As previously stated, the outlook is moderating.  In forecasts delivered as part of the semiannual report Wednesday, the Fed said it expects gross domestic product to grow 3.25% to 3.5% this year and slow to 3% to 3.25% in 2007.  It expects inflation measured by the personal consumption expenditures price index excluding food and energy to rise between 2.25% and 2.5% this year, up from its previous forecast of around 2% and above what has been considered to be the Fed’s comfort zone of 1% to 2%.  Are they implying that they can live with the increase in the short-term given that longer-term pressures appear minimal?

In his comments to lawmakers on Wednesday Mr. Bernanke noted that gains in residential rents and imputed owner-occupied rent “have recently contributed to higher core inflation.”  Some economists contend that measurement of rents artificially boosts core inflation, since a slower home market tends to boost rental prices, according to the Wall Street Journal.

The Labor Department reported that the June consumer price index increased 0.2%. Excluding the more volatile food and energy, consumer prices advanced 0.3%, the fourth-straight rise of that size.  Mr. Bernanke stressed that we must consider the future implications of policy moves already in the pipeline.  Economic growth data have been mixed since the June FOMC meeting.  Payroll growth slowed to just 121,000 jobs created and consumer spending and housing figures suggest the economy slowed considerably in the second quarter.  Mr. Bernanke pointed out that “although growth in household spending has slowed, other sectors of the economy retain considerable momentum,” Mr. Bernanke said, citing business investment and a global economy that “appears strong.”

In light of a slowing economy, we have reduced our holdings in cyclical companies over the past several weeks in favor of more defensive positions such as Pepsico, Johnson & Johnson, and Procter & Gamble.  Further, as our confidence grows that the global economy will maintain its growth, we are adding (modestly) to our international holdings.  They are comprised primarily of investments in Europe,Australia, and the East.  To a lesser extent we are picking up positions in some of the badly beaten up developing markets such as Latin America.

Finally, Patty and I have been out of the office for the past couple of days at a conference to put the finishing touches on a major new service that we will be rolling out very soon.
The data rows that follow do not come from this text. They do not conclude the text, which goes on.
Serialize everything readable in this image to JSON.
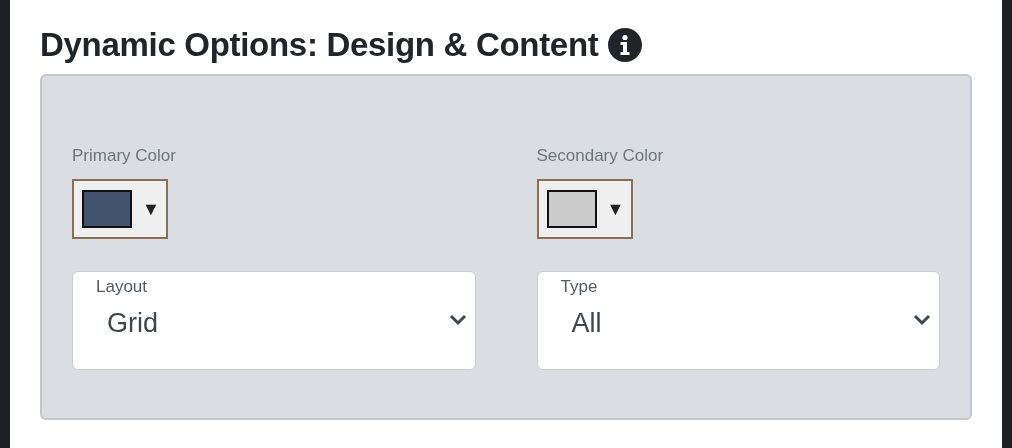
{
  "title": "Dynamic Options: Design & Content",
  "color_pickers": [
    {
      "label": "Primary Color",
      "color": "#43536e",
      "arrow": "▼"
    },
    {
      "label": "Secondary Color",
      "color": "#cbcbcb",
      "arrow": "▼"
    }
  ],
  "selects": [
    {
      "label": "Layout",
      "value": "Grid"
    },
    {
      "label": "Type",
      "value": "All"
    }
  ]
}
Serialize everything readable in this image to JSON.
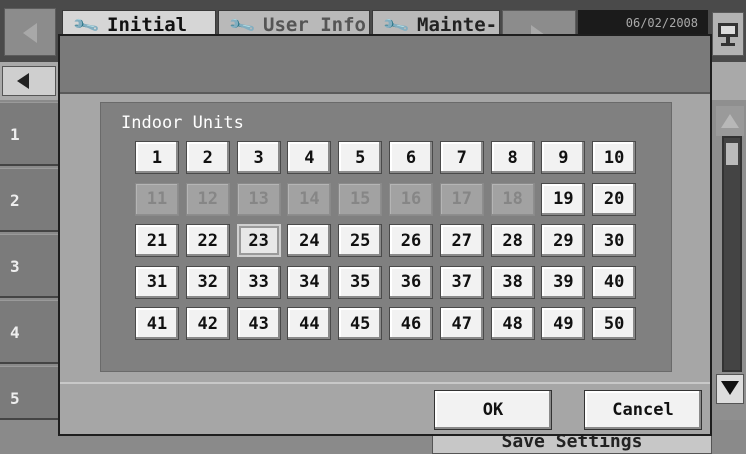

The program puts you, our client, at the center of the investment process.  We spend the time it takes to fully understand your financial goals and priorities, we then carefully model them, and through a sophisticated program provide you with an ongoing level of confidence that you will meet your goals.  It is our hope that this planning process will provide you with a comprehensive, easy to follow investment plan that may provide for actually reducing your market risk or the savings required to meet your goals.  If you have ever participated in a financial planning exercise, you will find this process painless by comparison, but it is oh so much more valuable.  We’ll be in touch with you soon to schedule an appointment.